Andy Murray Went Off About A Women's Soccer Player Being Asked To "Twerk"
"Why do women still have to put up with that shit?"
British tennis star Andy Murray has spoken out against sexism after Women's Ballon d'Or winner Ada Hegerberg was asked if she could "twerk" following her historic win.
You may be wondering why there was so much chatter around yesterday evening's prestigious France Football ceremony, where the award was presented to world-class football talent.
The full story is that Hegerberg, a 23-year-old from Norway who plays for Lyon in France, was being presented with the inaugural Women's Ballon d'Or when the host, DJ Martin Solveig, asked her if she knew how to "twerk". Hegerberg quickly replied "no", but the awkward exchange has been viewed by millions and has caused outrage, with many labelling it another example of sexism in sport.
Solveig later apologised and blamed the incident on "a distortion of my English level and my English culture level, which is obviously not enough".
Murray definitely wasn't a fan of the moment either.
Murray wrote on his Instagram story: "Another example of the ridiculous sexism that still exists in sport."
The 31-year-old doubled down on his position and followed up with some very important questions.
Murray wrote: "Why do woman still have to put up with that shit?

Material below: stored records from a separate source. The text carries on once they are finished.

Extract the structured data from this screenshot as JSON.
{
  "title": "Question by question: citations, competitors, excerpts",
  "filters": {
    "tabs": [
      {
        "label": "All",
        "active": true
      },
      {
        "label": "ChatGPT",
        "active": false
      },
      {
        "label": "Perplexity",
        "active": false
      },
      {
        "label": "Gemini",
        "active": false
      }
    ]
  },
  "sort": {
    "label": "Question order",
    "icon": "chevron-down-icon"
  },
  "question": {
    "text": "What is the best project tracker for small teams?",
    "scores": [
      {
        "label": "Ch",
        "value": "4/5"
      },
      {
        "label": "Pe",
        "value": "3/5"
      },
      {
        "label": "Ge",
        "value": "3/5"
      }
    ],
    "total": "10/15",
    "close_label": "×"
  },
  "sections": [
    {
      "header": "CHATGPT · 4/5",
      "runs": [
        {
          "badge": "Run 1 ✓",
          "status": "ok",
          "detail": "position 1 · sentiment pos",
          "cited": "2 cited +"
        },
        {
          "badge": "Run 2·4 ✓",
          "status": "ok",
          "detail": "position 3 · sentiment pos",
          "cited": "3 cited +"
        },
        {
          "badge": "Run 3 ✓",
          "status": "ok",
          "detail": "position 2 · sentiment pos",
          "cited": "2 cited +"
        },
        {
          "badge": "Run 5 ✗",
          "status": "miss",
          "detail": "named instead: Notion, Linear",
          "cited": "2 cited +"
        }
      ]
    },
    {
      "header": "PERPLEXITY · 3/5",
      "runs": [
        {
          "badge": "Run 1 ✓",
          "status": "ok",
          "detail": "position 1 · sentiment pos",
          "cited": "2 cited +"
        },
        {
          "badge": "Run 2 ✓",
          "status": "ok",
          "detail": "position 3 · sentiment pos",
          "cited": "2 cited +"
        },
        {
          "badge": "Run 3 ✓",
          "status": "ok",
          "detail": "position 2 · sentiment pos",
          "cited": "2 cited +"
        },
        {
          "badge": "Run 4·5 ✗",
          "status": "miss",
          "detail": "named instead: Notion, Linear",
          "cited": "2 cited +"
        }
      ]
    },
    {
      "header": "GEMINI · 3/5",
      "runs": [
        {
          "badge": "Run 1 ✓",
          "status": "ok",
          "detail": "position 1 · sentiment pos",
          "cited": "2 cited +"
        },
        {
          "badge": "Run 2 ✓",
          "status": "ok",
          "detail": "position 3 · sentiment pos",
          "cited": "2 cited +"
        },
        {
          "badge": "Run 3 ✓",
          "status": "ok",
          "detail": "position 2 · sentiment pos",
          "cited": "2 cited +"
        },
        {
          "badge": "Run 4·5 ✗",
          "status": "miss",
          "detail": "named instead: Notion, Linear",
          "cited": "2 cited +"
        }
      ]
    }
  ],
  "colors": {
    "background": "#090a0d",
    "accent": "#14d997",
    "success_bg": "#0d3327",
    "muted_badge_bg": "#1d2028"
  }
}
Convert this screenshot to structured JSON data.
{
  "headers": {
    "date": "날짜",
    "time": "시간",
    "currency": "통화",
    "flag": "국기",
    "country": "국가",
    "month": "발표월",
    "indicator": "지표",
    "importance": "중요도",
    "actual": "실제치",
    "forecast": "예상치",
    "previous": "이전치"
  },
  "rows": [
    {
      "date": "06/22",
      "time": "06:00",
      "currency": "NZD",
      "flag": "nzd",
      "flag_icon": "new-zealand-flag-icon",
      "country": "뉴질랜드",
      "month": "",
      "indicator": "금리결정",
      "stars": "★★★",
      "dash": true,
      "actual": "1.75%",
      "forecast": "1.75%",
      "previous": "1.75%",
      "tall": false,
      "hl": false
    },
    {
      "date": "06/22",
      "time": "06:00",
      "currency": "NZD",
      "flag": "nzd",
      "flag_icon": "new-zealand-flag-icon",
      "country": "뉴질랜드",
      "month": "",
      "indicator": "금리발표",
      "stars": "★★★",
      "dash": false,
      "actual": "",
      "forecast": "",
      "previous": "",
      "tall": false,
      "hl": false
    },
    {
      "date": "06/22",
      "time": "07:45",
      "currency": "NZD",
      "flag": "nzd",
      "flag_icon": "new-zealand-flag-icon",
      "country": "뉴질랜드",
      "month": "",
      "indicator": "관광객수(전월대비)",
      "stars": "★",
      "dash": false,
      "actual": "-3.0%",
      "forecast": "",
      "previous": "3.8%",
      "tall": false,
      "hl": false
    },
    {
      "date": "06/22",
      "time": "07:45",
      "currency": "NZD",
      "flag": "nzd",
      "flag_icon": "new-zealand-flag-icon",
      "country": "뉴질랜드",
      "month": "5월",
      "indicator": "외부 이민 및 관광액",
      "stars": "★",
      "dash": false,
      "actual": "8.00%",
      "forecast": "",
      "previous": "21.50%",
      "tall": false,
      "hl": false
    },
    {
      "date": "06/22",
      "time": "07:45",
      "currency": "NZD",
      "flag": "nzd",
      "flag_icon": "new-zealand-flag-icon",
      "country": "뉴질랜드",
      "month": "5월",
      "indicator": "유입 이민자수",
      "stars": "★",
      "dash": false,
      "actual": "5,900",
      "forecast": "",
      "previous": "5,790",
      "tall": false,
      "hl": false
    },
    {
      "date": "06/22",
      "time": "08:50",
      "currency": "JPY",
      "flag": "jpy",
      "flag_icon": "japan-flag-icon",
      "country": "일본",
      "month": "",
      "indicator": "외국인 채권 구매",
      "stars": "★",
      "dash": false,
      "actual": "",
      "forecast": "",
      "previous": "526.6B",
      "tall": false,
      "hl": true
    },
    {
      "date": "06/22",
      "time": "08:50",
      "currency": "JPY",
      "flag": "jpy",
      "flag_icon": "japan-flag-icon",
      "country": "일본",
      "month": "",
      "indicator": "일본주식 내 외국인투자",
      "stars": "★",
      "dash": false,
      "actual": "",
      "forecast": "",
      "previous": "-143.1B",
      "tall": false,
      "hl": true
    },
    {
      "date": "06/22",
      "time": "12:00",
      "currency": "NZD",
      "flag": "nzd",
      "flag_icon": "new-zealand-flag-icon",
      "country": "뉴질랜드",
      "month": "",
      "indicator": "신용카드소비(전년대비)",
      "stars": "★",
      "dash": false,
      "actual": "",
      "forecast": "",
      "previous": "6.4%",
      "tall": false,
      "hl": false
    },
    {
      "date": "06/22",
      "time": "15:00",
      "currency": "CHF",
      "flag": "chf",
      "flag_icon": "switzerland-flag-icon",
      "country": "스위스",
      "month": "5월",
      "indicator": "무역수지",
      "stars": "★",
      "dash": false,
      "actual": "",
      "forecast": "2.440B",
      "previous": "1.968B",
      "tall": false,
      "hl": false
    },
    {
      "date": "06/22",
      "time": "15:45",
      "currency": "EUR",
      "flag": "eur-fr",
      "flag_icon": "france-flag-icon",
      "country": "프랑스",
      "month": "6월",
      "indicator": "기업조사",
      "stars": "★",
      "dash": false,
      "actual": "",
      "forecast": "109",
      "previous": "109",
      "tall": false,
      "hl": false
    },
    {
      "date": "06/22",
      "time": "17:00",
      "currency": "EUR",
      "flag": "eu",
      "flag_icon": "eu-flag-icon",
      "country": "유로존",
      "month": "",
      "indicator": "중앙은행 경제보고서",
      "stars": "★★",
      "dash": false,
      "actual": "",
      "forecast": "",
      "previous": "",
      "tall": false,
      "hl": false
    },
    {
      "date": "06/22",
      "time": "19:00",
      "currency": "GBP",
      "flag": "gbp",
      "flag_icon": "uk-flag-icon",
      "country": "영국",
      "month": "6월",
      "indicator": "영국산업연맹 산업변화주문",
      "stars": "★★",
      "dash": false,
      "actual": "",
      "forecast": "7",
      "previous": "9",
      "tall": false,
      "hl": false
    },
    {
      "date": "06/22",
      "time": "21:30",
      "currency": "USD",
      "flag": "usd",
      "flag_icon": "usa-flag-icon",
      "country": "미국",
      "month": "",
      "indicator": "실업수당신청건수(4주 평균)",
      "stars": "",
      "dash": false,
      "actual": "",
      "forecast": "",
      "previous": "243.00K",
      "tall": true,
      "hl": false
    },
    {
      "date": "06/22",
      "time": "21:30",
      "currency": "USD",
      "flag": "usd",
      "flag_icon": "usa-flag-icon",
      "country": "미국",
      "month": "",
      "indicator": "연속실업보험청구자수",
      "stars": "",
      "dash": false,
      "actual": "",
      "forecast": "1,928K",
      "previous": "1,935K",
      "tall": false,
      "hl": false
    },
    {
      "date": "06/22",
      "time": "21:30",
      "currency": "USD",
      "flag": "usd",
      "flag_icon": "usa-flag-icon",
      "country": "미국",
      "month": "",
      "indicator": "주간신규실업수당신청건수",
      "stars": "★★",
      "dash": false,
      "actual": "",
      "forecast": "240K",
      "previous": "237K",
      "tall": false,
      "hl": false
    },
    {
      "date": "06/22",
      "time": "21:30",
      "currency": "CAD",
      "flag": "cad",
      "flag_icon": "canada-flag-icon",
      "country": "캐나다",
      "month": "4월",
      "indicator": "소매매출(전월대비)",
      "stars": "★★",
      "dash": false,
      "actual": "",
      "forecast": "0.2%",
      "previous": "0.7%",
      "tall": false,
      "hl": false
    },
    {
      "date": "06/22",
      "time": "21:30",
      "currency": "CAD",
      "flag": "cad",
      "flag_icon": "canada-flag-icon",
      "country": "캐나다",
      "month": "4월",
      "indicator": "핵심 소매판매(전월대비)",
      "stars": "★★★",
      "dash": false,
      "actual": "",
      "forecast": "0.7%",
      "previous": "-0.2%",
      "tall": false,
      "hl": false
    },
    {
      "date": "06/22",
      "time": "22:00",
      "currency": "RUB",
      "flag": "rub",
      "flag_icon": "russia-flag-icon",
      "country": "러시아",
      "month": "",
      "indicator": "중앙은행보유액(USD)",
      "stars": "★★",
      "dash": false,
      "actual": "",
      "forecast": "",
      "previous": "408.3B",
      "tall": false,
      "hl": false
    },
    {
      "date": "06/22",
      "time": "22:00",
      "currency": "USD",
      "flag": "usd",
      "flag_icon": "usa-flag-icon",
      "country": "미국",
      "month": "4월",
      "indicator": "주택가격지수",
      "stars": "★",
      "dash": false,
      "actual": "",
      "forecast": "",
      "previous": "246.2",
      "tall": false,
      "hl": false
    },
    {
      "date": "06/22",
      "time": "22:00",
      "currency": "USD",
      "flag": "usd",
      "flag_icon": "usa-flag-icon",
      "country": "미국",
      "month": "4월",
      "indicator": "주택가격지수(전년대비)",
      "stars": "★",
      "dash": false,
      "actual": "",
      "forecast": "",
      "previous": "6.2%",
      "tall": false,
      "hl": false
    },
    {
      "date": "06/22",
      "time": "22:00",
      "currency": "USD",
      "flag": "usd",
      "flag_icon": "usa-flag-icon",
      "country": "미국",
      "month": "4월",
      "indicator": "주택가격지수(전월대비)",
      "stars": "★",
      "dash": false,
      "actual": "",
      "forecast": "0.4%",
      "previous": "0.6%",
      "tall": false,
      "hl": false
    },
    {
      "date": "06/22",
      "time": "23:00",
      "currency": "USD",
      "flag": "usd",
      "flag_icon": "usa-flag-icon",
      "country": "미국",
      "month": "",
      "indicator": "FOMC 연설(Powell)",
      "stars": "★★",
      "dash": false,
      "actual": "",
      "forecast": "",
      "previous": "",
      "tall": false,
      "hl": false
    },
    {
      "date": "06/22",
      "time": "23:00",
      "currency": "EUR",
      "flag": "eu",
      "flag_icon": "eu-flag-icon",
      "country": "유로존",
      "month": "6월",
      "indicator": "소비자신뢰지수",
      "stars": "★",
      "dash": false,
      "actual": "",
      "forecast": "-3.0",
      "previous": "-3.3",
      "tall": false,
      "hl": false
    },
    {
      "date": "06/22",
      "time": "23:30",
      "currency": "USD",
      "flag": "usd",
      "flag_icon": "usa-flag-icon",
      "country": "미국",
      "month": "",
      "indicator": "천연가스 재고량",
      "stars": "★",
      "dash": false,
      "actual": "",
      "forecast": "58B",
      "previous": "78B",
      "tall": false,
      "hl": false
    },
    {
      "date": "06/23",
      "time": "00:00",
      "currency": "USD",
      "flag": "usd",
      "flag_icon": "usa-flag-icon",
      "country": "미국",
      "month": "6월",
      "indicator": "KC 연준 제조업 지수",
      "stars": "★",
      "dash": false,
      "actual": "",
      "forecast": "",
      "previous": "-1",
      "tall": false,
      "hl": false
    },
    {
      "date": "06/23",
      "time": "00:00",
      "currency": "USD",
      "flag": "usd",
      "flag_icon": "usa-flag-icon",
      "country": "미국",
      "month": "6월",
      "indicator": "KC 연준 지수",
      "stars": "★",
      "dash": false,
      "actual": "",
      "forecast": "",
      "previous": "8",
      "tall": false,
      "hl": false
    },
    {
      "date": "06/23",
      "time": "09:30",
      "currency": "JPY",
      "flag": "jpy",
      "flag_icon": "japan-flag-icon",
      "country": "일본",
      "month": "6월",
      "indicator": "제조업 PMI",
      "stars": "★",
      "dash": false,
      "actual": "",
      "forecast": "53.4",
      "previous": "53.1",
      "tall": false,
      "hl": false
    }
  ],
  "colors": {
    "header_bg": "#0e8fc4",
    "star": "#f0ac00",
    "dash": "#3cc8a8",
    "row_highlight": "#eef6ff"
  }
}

What questions did they ask Mbappe and Modric? I'd imagine something to do with football. And to everyone who thinks people are overreacting and it was just a joke.. It wasn't."
The awards show recognises the best football players in the world, and last night's ceremony saw Real Madrid's Luca Modric winning the men's category and Paris Saint-Germain's Kylian Mbappe lifting the youth prize. Murray noted that neither man would likely be asked the same type of questions that Hegerberg was asked.
He added: "I've been involved in sport my whole life and the level of sexism is unreal."
The Olympic gold medalist describes himself as a feminist and is an advocate for equal pay. Murray's consistency on his position has earned him the admiration of fellow athletes who count him as an ally, including the likes of Serena Williams, who told ESPN in 2016: "I don't think there's a woman player — and there really shouldn't be a female athlete — that is not totally supportive of Andy Murray. He has spoken up for women's issues and women's rights, especially in tennis, forever and he does it again."